Hamilton is mostly a one-dimensional scorer, but without his textbook jump shot, the Pistons would have had difficulty winning the 2004 NBA title, much less getting to six straight Eastern Conference finals.
With all apologies to Ray Allen, Hamilton ran off screens during his prime better than perhaps any player in the NBA. Hamilton made three All-Star teams in the last decade and is one of the most fundamentally sound shooters the game has seen in recent years.
After two decent years with the Spurs, Manu Ginobili re-signed with the team in 2004 and became the starting shooting guard on the 2005 championship team.
The 6'5" Argentinian would make the Western Conference All-Star squad that year, and to this day, he remains an invaluable member of a long-lasting Spurs dynasty.
At times, Ginobili has transferred from a starting spot to a reserve role with relative ease. He has even garnered a couple of All-NBA nods in the process.
Dennis Rodman led the league in rebounds per game in each of his three seasons in a Bulls uniform, and Chicago won the NBA title every single year.
Despite his wild hairstyles and off-court antics, Rodman was one of the few players in NBA history that could completely control a game without scoring a single point.
In 2002, Chauncey Billups—who had bounced around the league quite a bit—signed a six-year deal with the Detroit Pistons. By the end of the contract, Billups was a perennial All-Star with an NBA Finals MVP to his credit.
Billups nearly led the Pistons to a second title in 2005, and he landed on two All-NBA teams before he was traded to the Denver Nuggets in fall of 2008 for Allen Iverson.
It's hard to knock the Suns for giving $66 million to Steve Nash back in 2004: All he did was win two MVPs as he established himself as one of the best point guards in league history.
Of course, it should also be noted that Nash led Phoenix to three Western Conference finals appearances and has kept the team relevant despite a mass exodus of talent in recent years.
After three championships and Shaquille O'Neal's departure, it seemed only logical that the Lakers would re-sign Kobe Bryant in the summer of 2004. And while he briefly flirted with the Clippers, Bryant agreed to a seven-year deal and will likely finish his career in purple and gold.
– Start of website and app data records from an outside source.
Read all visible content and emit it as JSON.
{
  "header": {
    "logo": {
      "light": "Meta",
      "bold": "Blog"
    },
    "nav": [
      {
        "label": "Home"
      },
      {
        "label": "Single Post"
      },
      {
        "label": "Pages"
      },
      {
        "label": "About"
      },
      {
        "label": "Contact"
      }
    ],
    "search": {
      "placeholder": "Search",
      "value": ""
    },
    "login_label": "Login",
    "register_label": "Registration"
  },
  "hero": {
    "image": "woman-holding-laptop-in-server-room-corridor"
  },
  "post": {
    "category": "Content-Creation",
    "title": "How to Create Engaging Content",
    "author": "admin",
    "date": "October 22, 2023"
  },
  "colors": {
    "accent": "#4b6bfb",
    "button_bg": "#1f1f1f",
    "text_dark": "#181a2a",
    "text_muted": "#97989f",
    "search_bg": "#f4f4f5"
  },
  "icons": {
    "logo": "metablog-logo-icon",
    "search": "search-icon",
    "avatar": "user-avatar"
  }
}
Bryant would win two more rings and two scoring titles during that stretch. He is universally regarded as one of the 20 best players in NBA history.
While some of it may have been for "services rendered," Michael Jordan signed a one-year, $30.14 million deal in 1996—the highest single-season contract in NBA history to that point (he would sign a one-year, $33.14 million deal the next year).
The results justify the contract: In 1997, the Bulls would win their fifth title in the Jordan era and carve out their place among the NBA's all-time dynasties.
The Spurs only won one title during the length of Tim Duncan's second contract, but the four-year deal was a precursor for a seven-year deal that has kept Duncan in a San Antonio uniform for his entire career.
More importantly, the reasonable length of the deal made Duncan's salary hit cap-friendly, allowing the Spurs to surround him with the talent which led to the team's 2003 championship.
When Shaquille O'Neal left the Magic Kingdom for Hollywood, the Lakers immediately became relevant again.
One of the league's first dominant players to switch teams via free agency, O'Neal—who piled up a ridiculous number of individual accolades with the Lakers—would lead Los Angeles to three NBA titles (alongside Kobe Bryant) as he became an almost larger-than-life figure.
The fallout from "The Decision" will linger with LeBron James for the rest of his life, but the fact remains that the Miami Heat made the smartest decision ever when the team signed him in the summer of 2010.
Since taking his talents to South Beach two years ago, all James has done is win regular-season and NBA Finals MVP awards, lead his team to two NBA Finals and capture the Larry O'Brien trophy this past June.
And despite the objections of many, it doesn't look like the party is over quite yet.